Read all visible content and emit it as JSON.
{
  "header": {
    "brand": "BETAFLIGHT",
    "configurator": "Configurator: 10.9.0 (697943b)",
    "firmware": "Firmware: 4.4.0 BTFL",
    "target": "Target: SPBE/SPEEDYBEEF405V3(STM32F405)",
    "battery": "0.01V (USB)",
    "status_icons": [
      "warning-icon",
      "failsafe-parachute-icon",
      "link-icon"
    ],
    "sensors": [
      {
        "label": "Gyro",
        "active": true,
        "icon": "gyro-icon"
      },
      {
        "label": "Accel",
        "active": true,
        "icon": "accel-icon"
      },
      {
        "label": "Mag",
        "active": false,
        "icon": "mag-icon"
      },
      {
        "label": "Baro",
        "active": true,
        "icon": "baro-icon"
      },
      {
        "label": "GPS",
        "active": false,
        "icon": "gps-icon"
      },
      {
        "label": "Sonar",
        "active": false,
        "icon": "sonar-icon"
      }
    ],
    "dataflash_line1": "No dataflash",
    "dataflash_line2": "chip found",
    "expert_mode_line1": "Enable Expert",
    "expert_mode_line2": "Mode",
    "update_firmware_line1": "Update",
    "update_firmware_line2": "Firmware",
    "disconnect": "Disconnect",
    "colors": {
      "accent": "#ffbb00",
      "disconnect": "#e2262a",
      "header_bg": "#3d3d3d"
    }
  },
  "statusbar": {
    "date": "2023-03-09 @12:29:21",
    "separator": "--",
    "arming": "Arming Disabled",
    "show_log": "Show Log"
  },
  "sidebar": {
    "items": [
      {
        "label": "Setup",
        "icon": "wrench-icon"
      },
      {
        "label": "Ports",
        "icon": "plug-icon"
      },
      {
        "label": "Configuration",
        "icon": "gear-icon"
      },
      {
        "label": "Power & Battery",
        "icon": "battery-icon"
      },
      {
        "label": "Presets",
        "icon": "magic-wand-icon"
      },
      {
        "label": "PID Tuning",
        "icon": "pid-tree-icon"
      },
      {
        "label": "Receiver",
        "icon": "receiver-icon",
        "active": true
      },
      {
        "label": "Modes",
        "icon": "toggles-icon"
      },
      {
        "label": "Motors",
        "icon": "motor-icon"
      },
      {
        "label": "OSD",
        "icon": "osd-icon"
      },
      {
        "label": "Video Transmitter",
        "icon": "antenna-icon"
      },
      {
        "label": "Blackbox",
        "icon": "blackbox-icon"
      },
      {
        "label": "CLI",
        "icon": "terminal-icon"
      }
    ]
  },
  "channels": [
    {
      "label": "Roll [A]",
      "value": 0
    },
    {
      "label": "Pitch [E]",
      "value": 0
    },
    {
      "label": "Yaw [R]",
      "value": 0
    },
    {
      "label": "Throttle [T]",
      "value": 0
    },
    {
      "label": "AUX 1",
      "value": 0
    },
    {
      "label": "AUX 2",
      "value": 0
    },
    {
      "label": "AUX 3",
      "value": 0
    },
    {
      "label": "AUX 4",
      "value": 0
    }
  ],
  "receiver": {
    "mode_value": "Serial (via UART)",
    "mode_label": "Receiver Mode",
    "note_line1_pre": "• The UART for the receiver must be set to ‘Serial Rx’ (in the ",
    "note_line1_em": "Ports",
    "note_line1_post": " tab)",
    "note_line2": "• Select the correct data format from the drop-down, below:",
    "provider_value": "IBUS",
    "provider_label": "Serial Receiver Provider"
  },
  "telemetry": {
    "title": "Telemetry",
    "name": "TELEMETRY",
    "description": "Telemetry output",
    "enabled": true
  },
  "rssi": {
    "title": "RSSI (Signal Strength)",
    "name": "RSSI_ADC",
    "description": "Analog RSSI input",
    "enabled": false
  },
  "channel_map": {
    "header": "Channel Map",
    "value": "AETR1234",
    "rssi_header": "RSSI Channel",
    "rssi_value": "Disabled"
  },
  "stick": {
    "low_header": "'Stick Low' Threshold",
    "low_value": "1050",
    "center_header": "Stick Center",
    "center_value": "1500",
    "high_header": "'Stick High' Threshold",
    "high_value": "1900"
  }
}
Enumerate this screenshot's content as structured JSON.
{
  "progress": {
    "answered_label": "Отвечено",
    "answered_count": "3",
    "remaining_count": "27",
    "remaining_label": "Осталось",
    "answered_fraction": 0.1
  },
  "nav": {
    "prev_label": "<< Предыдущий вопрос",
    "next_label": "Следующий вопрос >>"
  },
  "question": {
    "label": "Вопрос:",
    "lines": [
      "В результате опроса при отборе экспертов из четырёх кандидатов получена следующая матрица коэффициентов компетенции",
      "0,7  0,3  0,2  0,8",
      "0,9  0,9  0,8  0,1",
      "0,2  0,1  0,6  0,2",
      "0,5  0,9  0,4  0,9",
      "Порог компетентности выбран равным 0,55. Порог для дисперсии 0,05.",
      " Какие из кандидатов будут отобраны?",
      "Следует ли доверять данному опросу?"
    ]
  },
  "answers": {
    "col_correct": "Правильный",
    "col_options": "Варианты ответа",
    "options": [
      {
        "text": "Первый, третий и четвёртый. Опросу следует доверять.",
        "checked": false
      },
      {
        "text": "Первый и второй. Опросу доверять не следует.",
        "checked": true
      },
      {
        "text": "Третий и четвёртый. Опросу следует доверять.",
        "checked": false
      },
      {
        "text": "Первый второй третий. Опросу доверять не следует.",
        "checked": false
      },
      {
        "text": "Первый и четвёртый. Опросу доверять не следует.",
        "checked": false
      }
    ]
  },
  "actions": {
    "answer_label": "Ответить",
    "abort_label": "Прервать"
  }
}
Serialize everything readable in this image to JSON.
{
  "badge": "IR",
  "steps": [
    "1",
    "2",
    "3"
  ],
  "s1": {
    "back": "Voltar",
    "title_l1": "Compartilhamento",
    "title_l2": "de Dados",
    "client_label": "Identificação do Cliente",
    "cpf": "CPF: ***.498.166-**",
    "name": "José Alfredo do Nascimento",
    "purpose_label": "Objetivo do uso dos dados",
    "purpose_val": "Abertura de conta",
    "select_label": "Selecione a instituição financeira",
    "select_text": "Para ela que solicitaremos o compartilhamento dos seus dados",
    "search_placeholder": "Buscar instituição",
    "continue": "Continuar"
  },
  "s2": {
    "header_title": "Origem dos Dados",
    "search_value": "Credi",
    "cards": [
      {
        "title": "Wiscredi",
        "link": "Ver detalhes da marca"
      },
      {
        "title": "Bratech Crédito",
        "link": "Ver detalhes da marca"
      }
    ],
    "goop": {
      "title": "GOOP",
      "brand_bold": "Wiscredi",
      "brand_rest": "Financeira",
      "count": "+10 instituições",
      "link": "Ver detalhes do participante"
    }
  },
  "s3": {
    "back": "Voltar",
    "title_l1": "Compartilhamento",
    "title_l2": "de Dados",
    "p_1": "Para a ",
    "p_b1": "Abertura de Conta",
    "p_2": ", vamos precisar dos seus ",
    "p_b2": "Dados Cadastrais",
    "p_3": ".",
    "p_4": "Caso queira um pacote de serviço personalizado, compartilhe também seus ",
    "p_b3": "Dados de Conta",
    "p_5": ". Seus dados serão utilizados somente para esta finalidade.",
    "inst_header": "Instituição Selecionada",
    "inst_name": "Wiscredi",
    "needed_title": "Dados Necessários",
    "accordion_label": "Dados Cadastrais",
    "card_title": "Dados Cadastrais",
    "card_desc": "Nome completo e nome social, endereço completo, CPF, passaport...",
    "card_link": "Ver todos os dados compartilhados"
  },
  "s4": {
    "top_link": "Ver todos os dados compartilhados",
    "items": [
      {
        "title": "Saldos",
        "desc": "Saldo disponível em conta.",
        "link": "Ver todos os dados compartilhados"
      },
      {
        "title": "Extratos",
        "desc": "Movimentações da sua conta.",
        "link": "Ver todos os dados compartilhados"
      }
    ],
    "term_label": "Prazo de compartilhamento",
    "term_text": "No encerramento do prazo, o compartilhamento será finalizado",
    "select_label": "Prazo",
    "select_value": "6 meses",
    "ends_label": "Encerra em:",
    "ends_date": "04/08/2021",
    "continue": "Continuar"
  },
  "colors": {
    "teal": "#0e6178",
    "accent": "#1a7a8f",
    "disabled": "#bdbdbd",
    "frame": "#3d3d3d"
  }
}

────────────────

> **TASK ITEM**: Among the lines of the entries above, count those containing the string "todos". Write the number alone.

> **EXERCISE ANSWER**: 4